(Data records for software interfaces)
┄┄┄┄┄┄┄┄┄┄

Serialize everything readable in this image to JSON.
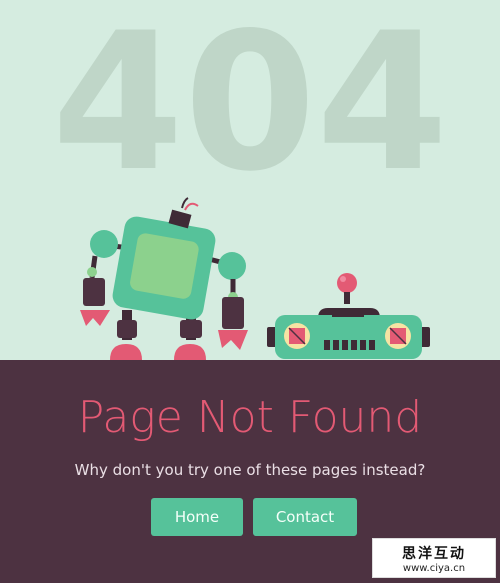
{
  "error_code": "404",
  "heading": "Page Not Found",
  "subtitle": "Why don't you try one of these pages instead?",
  "buttons": {
    "home_label": "Home",
    "contact_label": "Contact"
  },
  "watermark": {
    "cn_text": "思洋互动",
    "url": "www.ciya.cn"
  },
  "colors": {
    "background": "#d5ece0",
    "ground": "#4d3241",
    "heading": "#e35a74",
    "button": "#56c29a",
    "big_number": "#bfd6c8"
  }
}
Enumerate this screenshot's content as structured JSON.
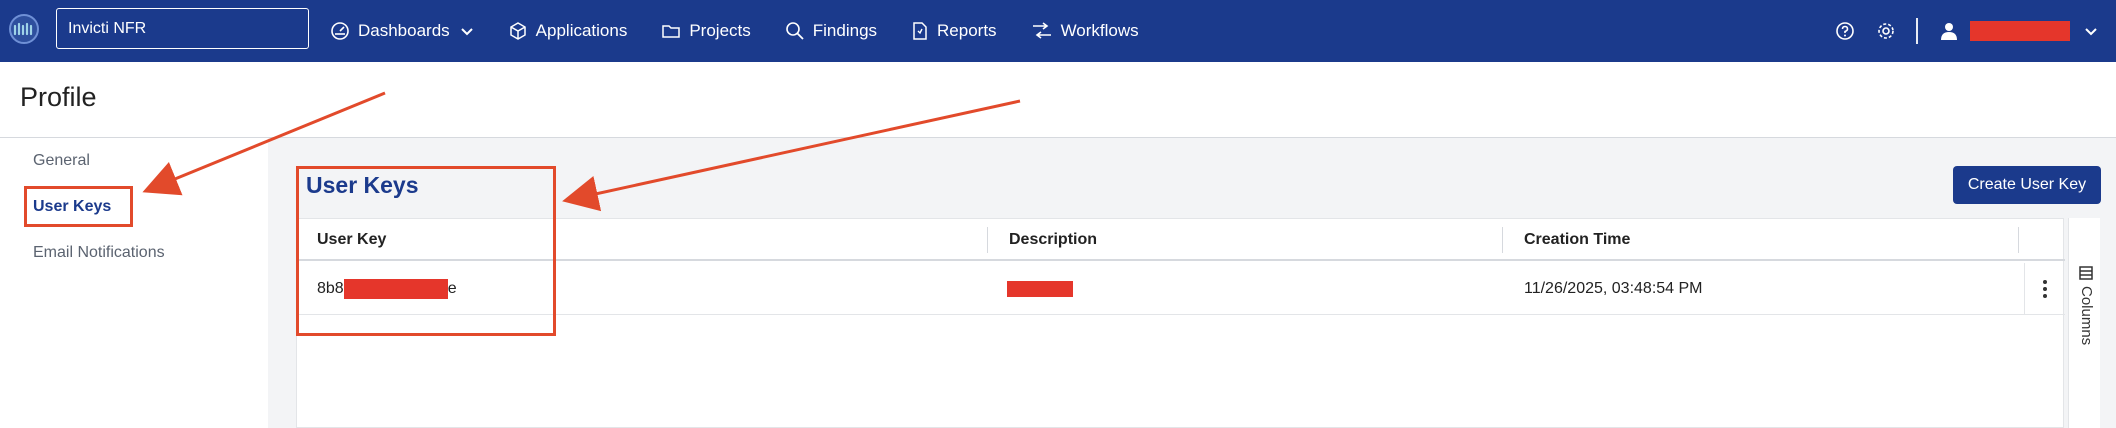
{
  "topbar": {
    "org_name": "Invicti NFR",
    "nav": [
      {
        "label": "Dashboards",
        "icon": "dashboard-icon"
      },
      {
        "label": "Applications",
        "icon": "cube-icon"
      },
      {
        "label": "Projects",
        "icon": "folder-icon"
      },
      {
        "label": "Findings",
        "icon": "search-icon"
      },
      {
        "label": "Reports",
        "icon": "report-icon"
      },
      {
        "label": "Workflows",
        "icon": "workflow-icon"
      }
    ]
  },
  "page": {
    "title": "Profile"
  },
  "sidebar": {
    "items": [
      {
        "label": "General"
      },
      {
        "label": "User Keys"
      },
      {
        "label": "Email Notifications"
      }
    ]
  },
  "main": {
    "section_title": "User Keys",
    "create_button": "Create User Key",
    "columns_label": "Columns",
    "table": {
      "headers": [
        "User Key",
        "Description",
        "Creation Time"
      ],
      "rows": [
        {
          "key_prefix": "8b8",
          "key_suffix": "e",
          "creation_time": "11/26/2025, 03:48:54 PM"
        }
      ]
    }
  },
  "colors": {
    "brand": "#1b3a8c",
    "annotation": "#e24a2b",
    "redaction": "#e5362b"
  }
}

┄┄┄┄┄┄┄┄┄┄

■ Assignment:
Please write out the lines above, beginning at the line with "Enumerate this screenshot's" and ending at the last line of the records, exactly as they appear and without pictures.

■ Output below:
Enumerate this screenshot's content as structured JSON.
{
  "topbar": {
    "org_name": "Invicti NFR",
    "nav": [
      {
        "label": "Dashboards",
        "icon": "dashboard-icon"
      },
      {
        "label": "Applications",
        "icon": "cube-icon"
      },
      {
        "label": "Projects",
        "icon": "folder-icon"
      },
      {
        "label": "Findings",
        "icon": "search-icon"
      },
      {
        "label": "Reports",
        "icon": "report-icon"
      },
      {
        "label": "Workflows",
        "icon": "workflow-icon"
      }
    ]
  },
  "page": {
    "title": "Profile"
  },
  "sidebar": {
    "items": [
      {
        "label": "General"
      },
      {
        "label": "User Keys"
      },
      {
        "label": "Email Notifications"
      }
    ]
  },
  "main": {
    "section_title": "User Keys",
    "create_button": "Create User Key",
    "columns_label": "Columns",
    "table": {
      "headers": [
        "User Key",
        "Description",
        "Creation Time"
      ],
      "rows": [
        {
          "key_prefix": "8b8",
          "key_suffix": "e",
          "creation_time": "11/26/2025, 03:48:54 PM"
        }
      ]
    }
  },
  "colors": {
    "brand": "#1b3a8c",
    "annotation": "#e24a2b",
    "redaction": "#e5362b"
  }
}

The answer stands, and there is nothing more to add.